Task goal -
Please output the records below word for word and omit the pictures.

┌─ Exercise data

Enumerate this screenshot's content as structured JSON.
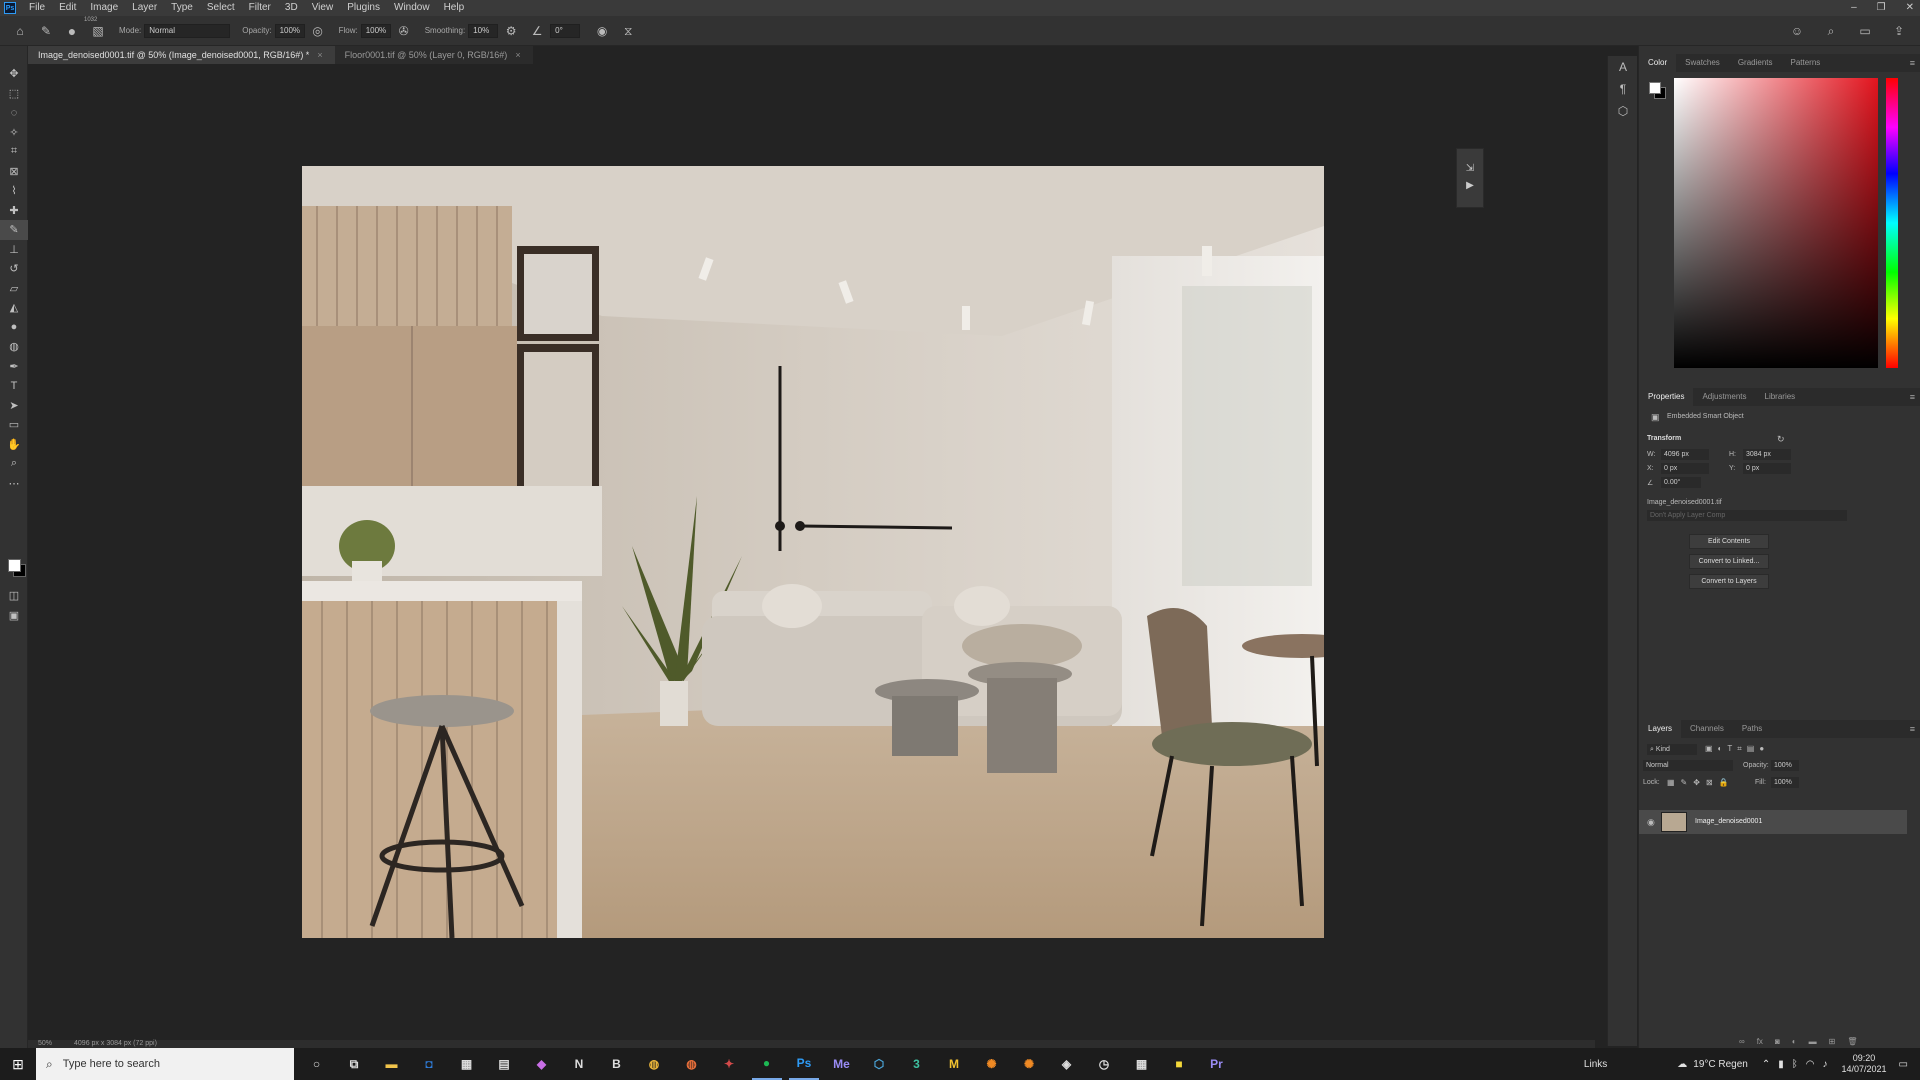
{
  "menubar": {
    "logo": "Ps",
    "items": [
      "File",
      "Edit",
      "Image",
      "Layer",
      "Type",
      "Select",
      "Filter",
      "3D",
      "View",
      "Plugins",
      "Window",
      "Help"
    ]
  },
  "window_controls": [
    "–",
    "❐",
    "✕"
  ],
  "options_bar": {
    "brush_size": "1032",
    "mode_label": "Mode:",
    "mode_value": "Normal",
    "opacity_label": "Opacity:",
    "opacity_value": "100%",
    "flow_label": "Flow:",
    "flow_value": "100%",
    "smoothing_label": "Smoothing:",
    "smoothing_value": "10%",
    "angle_value": "0°"
  },
  "tabs": [
    {
      "label": "Image_denoised0001.tif @ 50% (Image_denoised0001, RGB/16#) *",
      "active": true
    },
    {
      "label": "Floor0001.tif @ 50% (Layer 0, RGB/16#)",
      "active": false
    }
  ],
  "tools": [
    "move-tool",
    "marquee-tool",
    "lasso-tool",
    "magic-wand-tool",
    "crop-tool",
    "frame-tool",
    "eyedropper-tool",
    "healing-tool",
    "brush-tool",
    "stamp-tool",
    "history-brush-tool",
    "eraser-tool",
    "bucket-tool",
    "blur-tool",
    "dodge-tool",
    "pen-tool",
    "type-tool",
    "path-select-tool",
    "shape-tool",
    "hand-tool",
    "zoom-tool",
    "more-tools"
  ],
  "status": {
    "zoom": "50%",
    "doc_size": "4096 px x 3084 px (72 ppi)"
  },
  "color_panel": {
    "tabs": [
      "Color",
      "Swatches",
      "Gradients",
      "Patterns"
    ]
  },
  "properties_panel": {
    "tabs": [
      "Properties",
      "Adjustments",
      "Libraries"
    ],
    "kind": "Embedded Smart Object",
    "section": "Transform",
    "w_label": "W:",
    "w_value": "4096 px",
    "h_label": "H:",
    "h_value": "3084 px",
    "x_label": "X:",
    "x_value": "0 px",
    "y_label": "Y:",
    "y_value": "0 px",
    "angle_value": "0.00°",
    "file_name": "Image_denoised0001.tif",
    "layer_comp": "Don't Apply Layer Comp",
    "buttons": [
      "Edit Contents",
      "Convert to Linked...",
      "Convert to Layers"
    ]
  },
  "layers_panel": {
    "tabs": [
      "Layers",
      "Channels",
      "Paths"
    ],
    "filter_label": "Kind",
    "blend_mode": "Normal",
    "opacity_label": "Opacity:",
    "opacity_value": "100%",
    "lock_label": "Lock:",
    "fill_label": "Fill:",
    "fill_value": "100%",
    "layer_name": "Image_denoised0001"
  },
  "taskbar": {
    "search_placeholder": "Type here to search",
    "apps": [
      "File Explorer",
      "Outlook",
      "Calculator",
      "Folder",
      "Affinity",
      "OneNote",
      "Bitwarden",
      "Chrome",
      "Chrome Canary",
      "Paint",
      "Spotify",
      "Ps",
      "Me",
      "SketchUp",
      "3",
      "M",
      "Blender",
      "Blender Beta",
      "Unity",
      "Clock",
      "Calendar",
      "Sticky Notes",
      "Pr"
    ],
    "links_label": "Links",
    "weather": "19°C Regen",
    "time": "09:20",
    "date": "14/07/2021"
  },
  "colors": {
    "app_bg": "#232323",
    "panel_bg": "#323232",
    "accent": "#2e9bf5"
  }
}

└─

Exercise solution -
Enumerate this screenshot's content as structured JSON.
{
  "menubar": {
    "logo": "Ps",
    "items": [
      "File",
      "Edit",
      "Image",
      "Layer",
      "Type",
      "Select",
      "Filter",
      "3D",
      "View",
      "Plugins",
      "Window",
      "Help"
    ]
  },
  "window_controls": [
    "–",
    "❐",
    "✕"
  ],
  "options_bar": {
    "brush_size": "1032",
    "mode_label": "Mode:",
    "mode_value": "Normal",
    "opacity_label": "Opacity:",
    "opacity_value": "100%",
    "flow_label": "Flow:",
    "flow_value": "100%",
    "smoothing_label": "Smoothing:",
    "smoothing_value": "10%",
    "angle_value": "0°"
  },
  "tabs": [
    {
      "label": "Image_denoised0001.tif @ 50% (Image_denoised0001, RGB/16#) *",
      "active": true
    },
    {
      "label": "Floor0001.tif @ 50% (Layer 0, RGB/16#)",
      "active": false
    }
  ],
  "tools": [
    "move-tool",
    "marquee-tool",
    "lasso-tool",
    "magic-wand-tool",
    "crop-tool",
    "frame-tool",
    "eyedropper-tool",
    "healing-tool",
    "brush-tool",
    "stamp-tool",
    "history-brush-tool",
    "eraser-tool",
    "bucket-tool",
    "blur-tool",
    "dodge-tool",
    "pen-tool",
    "type-tool",
    "path-select-tool",
    "shape-tool",
    "hand-tool",
    "zoom-tool",
    "more-tools"
  ],
  "status": {
    "zoom": "50%",
    "doc_size": "4096 px x 3084 px (72 ppi)"
  },
  "color_panel": {
    "tabs": [
      "Color",
      "Swatches",
      "Gradients",
      "Patterns"
    ]
  },
  "properties_panel": {
    "tabs": [
      "Properties",
      "Adjustments",
      "Libraries"
    ],
    "kind": "Embedded Smart Object",
    "section": "Transform",
    "w_label": "W:",
    "w_value": "4096 px",
    "h_label": "H:",
    "h_value": "3084 px",
    "x_label": "X:",
    "x_value": "0 px",
    "y_label": "Y:",
    "y_value": "0 px",
    "angle_value": "0.00°",
    "file_name": "Image_denoised0001.tif",
    "layer_comp": "Don't Apply Layer Comp",
    "buttons": [
      "Edit Contents",
      "Convert to Linked...",
      "Convert to Layers"
    ]
  },
  "layers_panel": {
    "tabs": [
      "Layers",
      "Channels",
      "Paths"
    ],
    "filter_label": "Kind",
    "blend_mode": "Normal",
    "opacity_label": "Opacity:",
    "opacity_value": "100%",
    "lock_label": "Lock:",
    "fill_label": "Fill:",
    "fill_value": "100%",
    "layer_name": "Image_denoised0001"
  },
  "taskbar": {
    "search_placeholder": "Type here to search",
    "apps": [
      "File Explorer",
      "Outlook",
      "Calculator",
      "Folder",
      "Affinity",
      "OneNote",
      "Bitwarden",
      "Chrome",
      "Chrome Canary",
      "Paint",
      "Spotify",
      "Ps",
      "Me",
      "SketchUp",
      "3",
      "M",
      "Blender",
      "Blender Beta",
      "Unity",
      "Clock",
      "Calendar",
      "Sticky Notes",
      "Pr"
    ],
    "links_label": "Links",
    "weather": "19°C Regen",
    "time": "09:20",
    "date": "14/07/2021"
  },
  "colors": {
    "app_bg": "#232323",
    "panel_bg": "#323232",
    "accent": "#2e9bf5"
  }
}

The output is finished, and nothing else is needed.